→ **Brief**:
Find the word "NCAA" in the listing below. Copy every line that has it.

→ **Supplied information**:

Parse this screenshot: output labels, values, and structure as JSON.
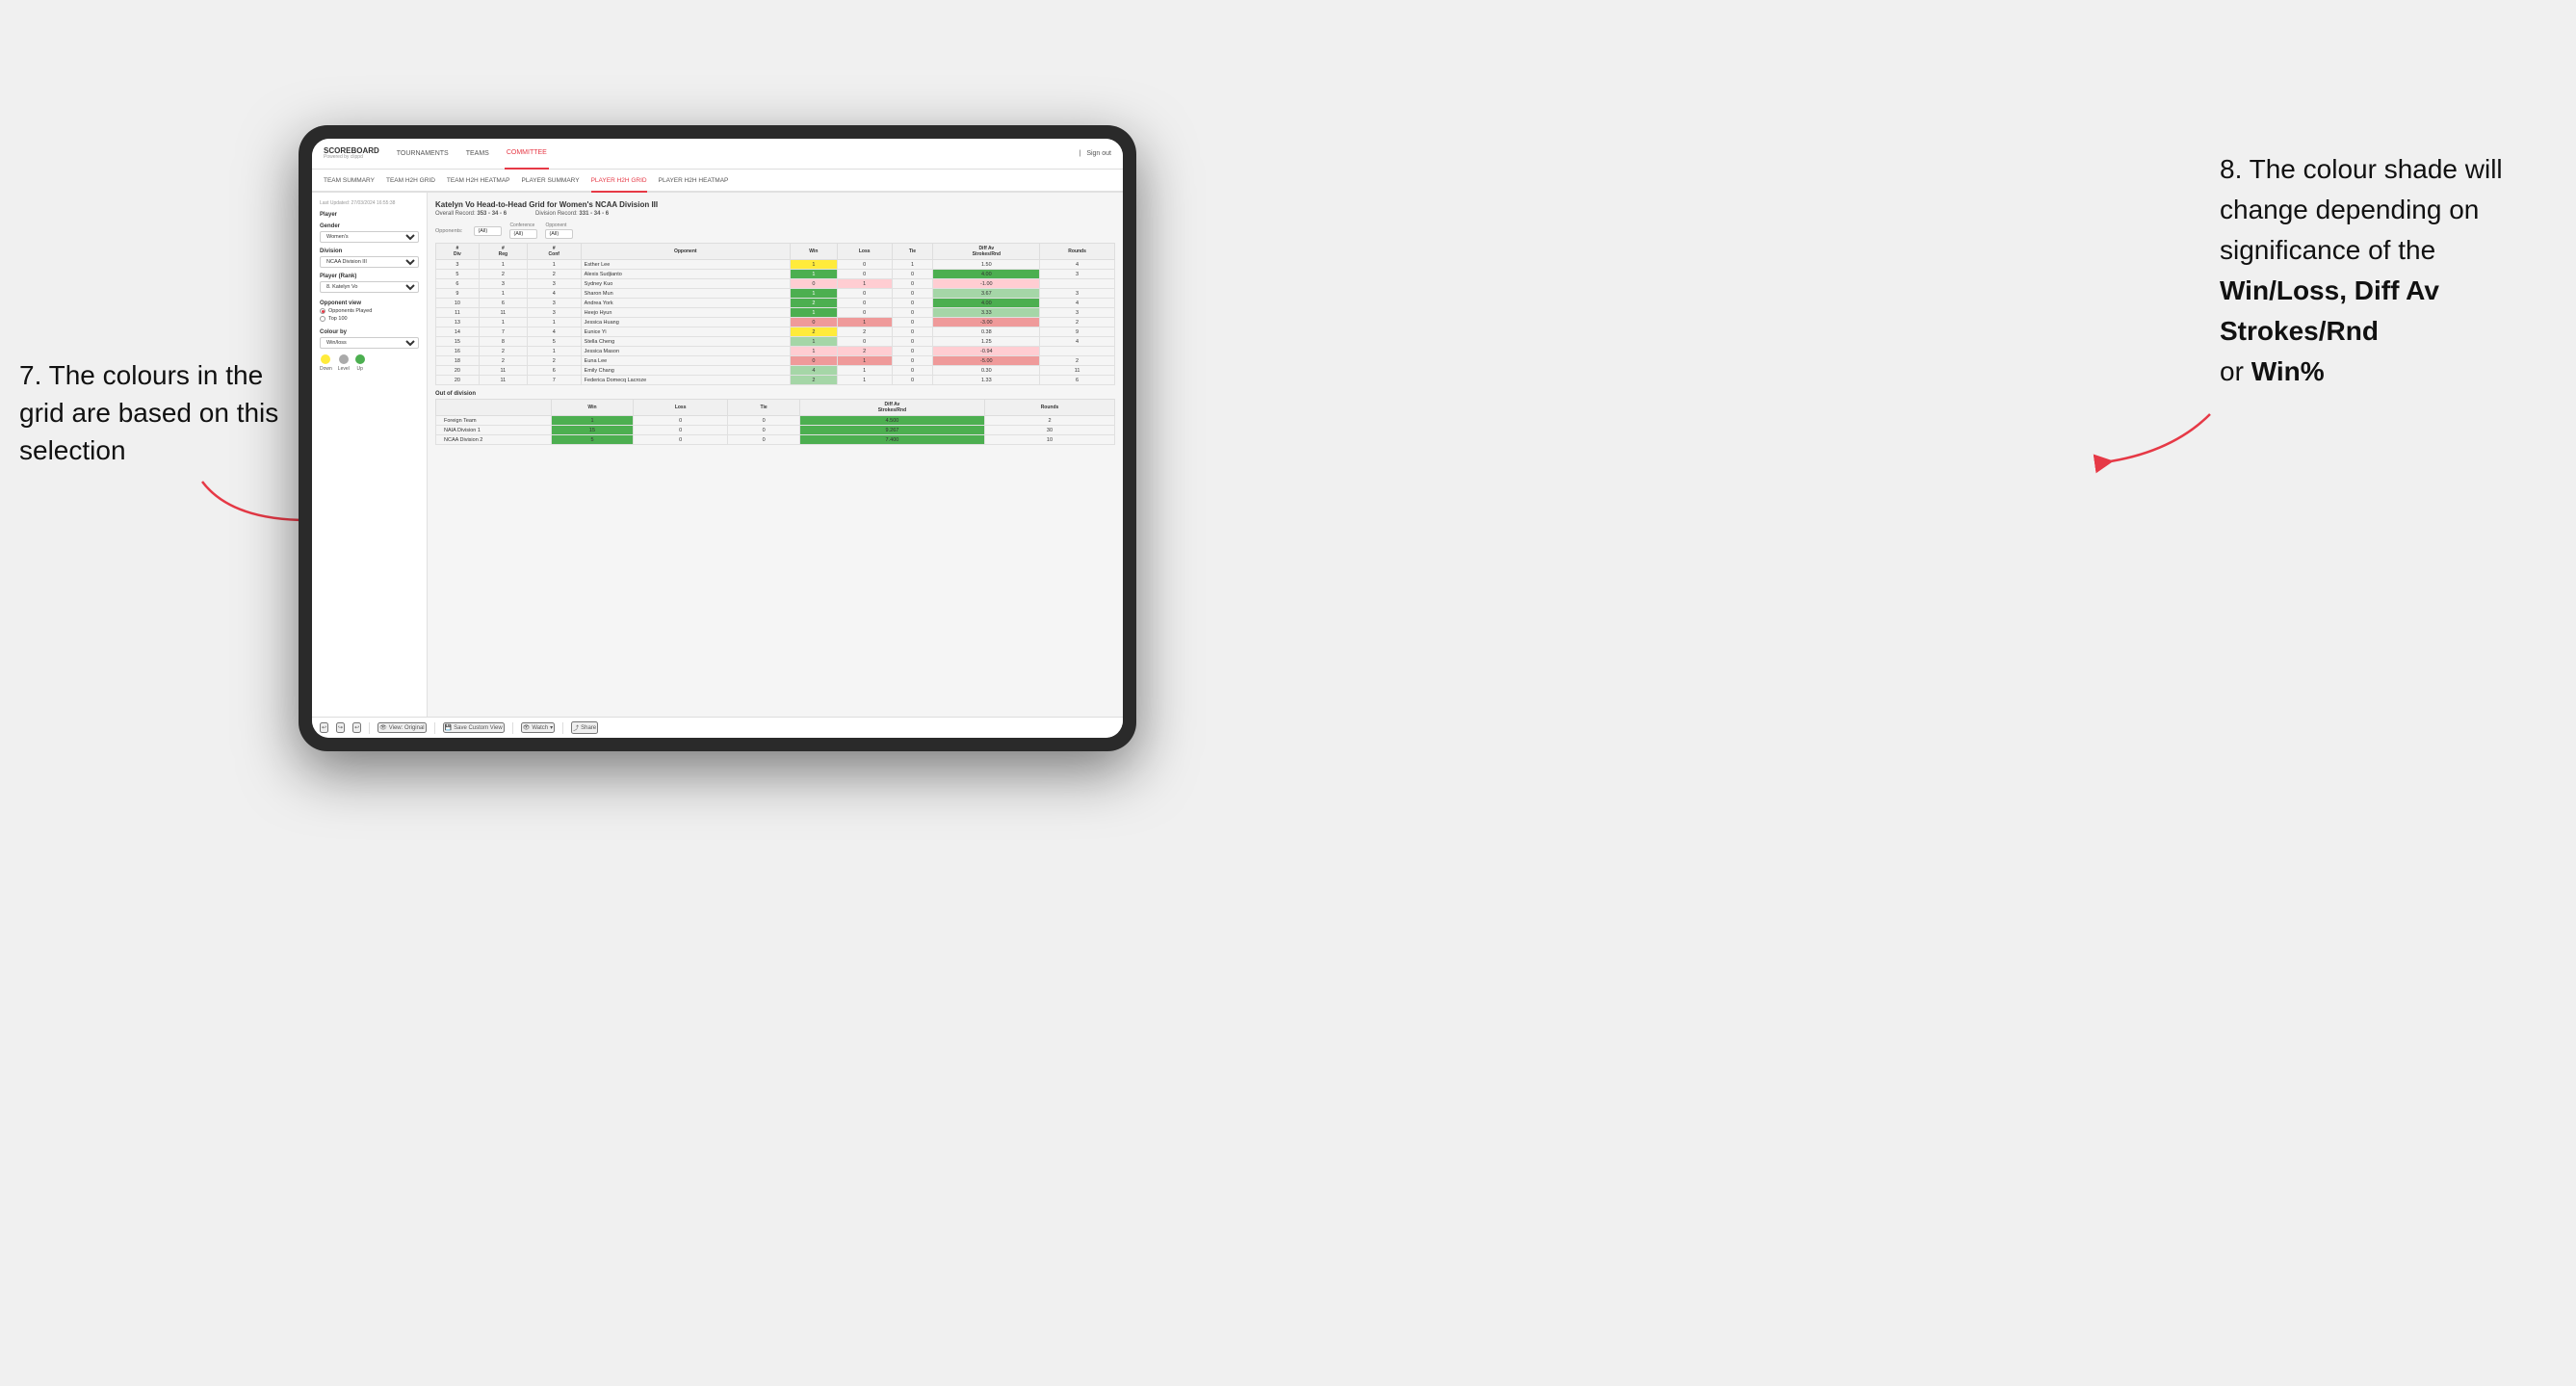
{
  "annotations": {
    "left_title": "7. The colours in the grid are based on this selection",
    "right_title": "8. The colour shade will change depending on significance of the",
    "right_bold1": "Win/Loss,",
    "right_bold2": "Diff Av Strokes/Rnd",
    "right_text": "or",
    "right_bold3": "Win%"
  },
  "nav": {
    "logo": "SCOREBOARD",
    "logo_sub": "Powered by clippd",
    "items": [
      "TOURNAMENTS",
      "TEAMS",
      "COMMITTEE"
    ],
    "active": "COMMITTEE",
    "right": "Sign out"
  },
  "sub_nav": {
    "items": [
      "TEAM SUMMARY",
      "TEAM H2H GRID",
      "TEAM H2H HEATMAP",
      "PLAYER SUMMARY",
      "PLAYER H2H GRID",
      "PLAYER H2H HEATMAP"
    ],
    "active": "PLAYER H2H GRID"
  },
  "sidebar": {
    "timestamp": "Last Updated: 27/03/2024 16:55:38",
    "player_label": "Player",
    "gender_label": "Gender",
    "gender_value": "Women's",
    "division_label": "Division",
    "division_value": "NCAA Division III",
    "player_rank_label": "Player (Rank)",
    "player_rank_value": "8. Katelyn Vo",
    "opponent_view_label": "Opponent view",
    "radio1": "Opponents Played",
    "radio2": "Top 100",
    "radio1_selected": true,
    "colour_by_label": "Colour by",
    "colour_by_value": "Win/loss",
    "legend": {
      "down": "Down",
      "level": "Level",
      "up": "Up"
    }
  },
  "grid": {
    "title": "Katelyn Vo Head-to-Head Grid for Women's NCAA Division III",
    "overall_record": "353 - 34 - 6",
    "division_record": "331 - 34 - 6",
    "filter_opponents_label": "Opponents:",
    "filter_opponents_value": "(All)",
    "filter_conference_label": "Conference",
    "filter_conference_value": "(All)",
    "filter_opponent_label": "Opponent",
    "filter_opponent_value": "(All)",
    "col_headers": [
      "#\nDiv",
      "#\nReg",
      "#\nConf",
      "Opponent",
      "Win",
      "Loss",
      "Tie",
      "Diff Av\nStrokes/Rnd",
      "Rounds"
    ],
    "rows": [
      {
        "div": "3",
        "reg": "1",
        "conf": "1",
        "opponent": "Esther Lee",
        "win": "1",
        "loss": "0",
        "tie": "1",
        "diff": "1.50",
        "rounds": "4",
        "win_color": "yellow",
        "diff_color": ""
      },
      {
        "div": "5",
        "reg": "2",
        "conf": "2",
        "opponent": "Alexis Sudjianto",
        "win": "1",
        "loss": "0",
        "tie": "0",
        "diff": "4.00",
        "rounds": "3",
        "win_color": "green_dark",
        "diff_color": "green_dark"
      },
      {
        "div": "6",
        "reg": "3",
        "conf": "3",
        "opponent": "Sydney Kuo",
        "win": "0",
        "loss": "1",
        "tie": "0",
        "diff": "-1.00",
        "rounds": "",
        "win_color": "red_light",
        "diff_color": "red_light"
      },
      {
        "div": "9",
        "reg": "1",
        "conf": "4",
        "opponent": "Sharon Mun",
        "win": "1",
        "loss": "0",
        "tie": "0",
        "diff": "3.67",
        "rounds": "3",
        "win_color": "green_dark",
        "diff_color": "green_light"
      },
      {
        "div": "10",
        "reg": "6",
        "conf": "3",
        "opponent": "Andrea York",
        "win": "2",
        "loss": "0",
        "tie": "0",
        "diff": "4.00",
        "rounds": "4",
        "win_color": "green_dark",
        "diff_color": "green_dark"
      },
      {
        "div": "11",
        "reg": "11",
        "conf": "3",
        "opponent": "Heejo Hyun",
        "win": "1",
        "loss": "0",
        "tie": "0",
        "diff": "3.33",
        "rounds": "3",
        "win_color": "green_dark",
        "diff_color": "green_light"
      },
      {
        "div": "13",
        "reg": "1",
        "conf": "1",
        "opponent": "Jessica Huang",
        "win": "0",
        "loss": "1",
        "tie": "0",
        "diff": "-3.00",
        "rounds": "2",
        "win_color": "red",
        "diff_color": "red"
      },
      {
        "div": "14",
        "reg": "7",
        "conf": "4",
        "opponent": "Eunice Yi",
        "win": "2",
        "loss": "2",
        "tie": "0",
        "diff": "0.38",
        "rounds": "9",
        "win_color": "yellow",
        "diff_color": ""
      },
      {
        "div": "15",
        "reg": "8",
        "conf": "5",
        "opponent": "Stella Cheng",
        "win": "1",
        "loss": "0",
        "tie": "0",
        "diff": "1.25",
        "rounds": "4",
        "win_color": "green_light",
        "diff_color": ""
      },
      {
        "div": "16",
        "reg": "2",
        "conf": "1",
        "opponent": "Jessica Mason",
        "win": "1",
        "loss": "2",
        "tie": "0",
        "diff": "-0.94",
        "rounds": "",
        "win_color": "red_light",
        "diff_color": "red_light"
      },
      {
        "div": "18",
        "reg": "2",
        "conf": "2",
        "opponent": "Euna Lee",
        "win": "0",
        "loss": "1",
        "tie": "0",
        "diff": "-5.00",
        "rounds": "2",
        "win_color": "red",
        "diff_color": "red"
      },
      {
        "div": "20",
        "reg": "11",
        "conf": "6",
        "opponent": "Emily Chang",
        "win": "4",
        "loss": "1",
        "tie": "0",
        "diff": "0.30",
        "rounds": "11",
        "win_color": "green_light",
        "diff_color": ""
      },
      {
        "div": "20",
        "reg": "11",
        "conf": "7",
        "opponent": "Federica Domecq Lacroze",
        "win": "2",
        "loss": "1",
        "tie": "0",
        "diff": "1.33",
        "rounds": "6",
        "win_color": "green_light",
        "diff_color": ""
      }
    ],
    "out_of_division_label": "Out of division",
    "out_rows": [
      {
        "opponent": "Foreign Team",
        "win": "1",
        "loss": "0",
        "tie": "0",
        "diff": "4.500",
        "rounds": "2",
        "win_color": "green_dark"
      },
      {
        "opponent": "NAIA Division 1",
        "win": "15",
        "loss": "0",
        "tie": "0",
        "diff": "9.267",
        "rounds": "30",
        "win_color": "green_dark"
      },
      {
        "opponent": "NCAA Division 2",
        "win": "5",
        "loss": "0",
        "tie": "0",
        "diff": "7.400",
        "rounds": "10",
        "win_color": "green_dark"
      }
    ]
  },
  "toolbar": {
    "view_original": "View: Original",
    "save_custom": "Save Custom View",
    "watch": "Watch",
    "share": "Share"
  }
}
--
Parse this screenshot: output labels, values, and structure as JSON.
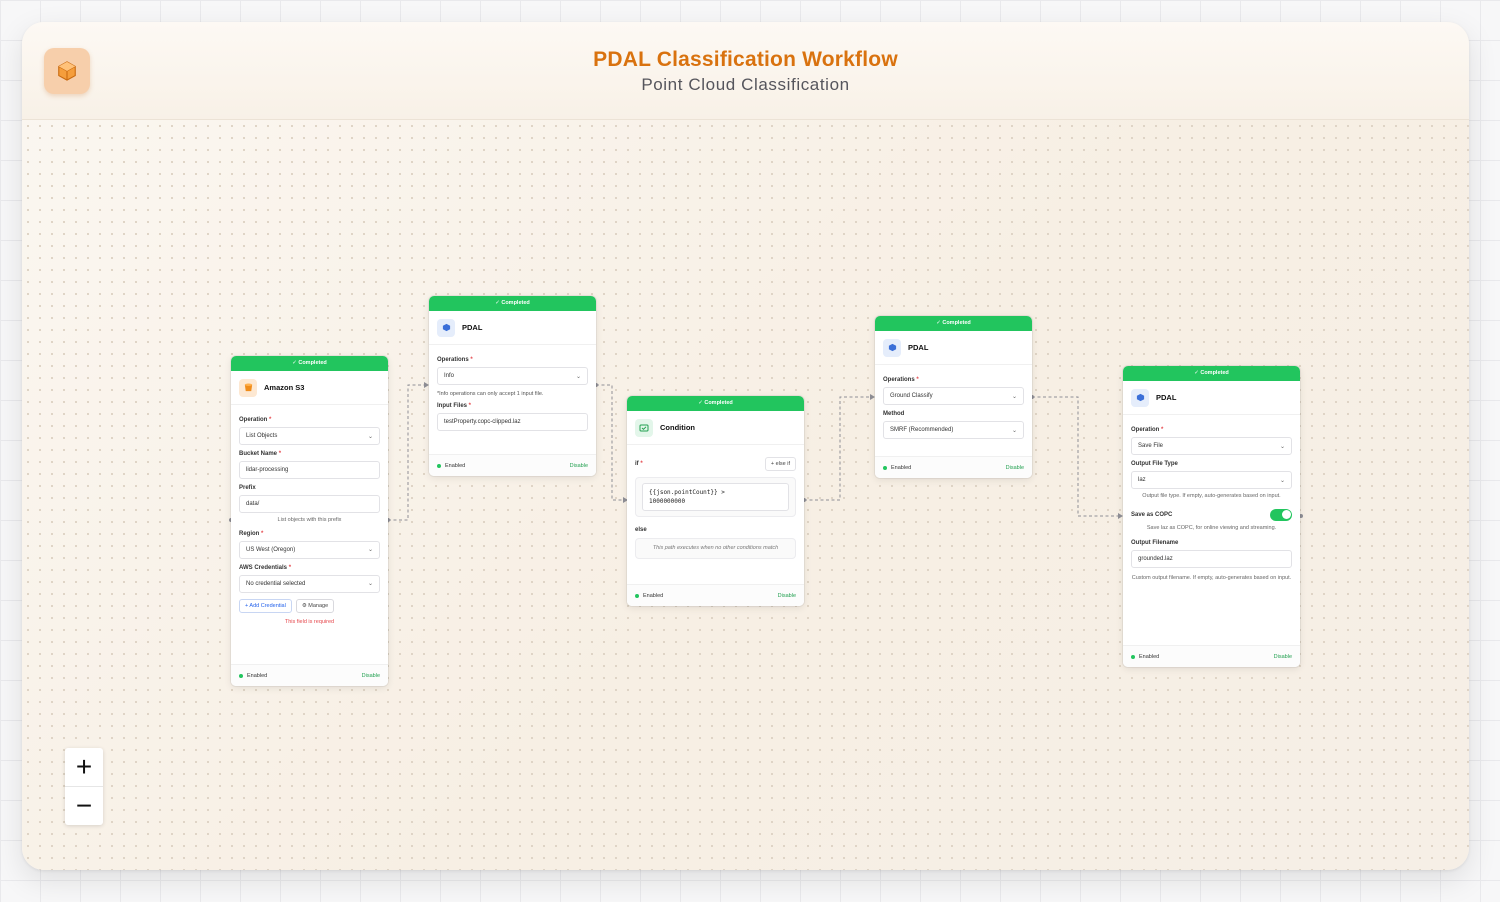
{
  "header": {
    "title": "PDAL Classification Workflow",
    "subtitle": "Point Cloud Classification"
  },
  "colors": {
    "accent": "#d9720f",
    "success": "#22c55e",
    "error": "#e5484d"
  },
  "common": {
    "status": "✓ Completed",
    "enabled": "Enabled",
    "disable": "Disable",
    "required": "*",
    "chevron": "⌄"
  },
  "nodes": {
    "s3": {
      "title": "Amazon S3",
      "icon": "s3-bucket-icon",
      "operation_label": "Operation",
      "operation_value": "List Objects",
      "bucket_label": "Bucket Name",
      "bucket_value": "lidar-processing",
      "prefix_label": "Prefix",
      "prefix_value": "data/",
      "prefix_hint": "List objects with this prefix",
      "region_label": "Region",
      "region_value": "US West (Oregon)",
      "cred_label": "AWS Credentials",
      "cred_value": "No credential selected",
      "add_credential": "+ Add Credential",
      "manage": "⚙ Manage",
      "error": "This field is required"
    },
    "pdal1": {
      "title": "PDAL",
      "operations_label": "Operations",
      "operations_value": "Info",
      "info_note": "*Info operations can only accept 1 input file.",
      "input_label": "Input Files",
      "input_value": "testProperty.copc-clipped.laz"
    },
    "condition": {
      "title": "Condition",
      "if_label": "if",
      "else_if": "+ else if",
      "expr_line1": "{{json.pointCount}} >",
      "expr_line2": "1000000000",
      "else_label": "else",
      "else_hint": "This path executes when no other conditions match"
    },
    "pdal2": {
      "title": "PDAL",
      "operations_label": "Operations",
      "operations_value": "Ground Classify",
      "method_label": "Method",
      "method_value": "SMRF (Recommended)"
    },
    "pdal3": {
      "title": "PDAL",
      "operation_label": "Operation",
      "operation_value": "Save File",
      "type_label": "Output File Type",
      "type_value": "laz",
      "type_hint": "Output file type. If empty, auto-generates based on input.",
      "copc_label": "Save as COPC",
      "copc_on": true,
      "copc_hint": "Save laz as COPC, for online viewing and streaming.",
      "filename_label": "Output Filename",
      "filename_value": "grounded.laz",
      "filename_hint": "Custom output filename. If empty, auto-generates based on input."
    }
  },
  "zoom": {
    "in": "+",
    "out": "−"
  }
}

→ **Expected answer**:
    "division_value": "NCAA Division III",
    "title": "Katelyn Vo Head-to-Head Grid for Women's NCAA Division III",
        "opponent": "NCAA Division 2",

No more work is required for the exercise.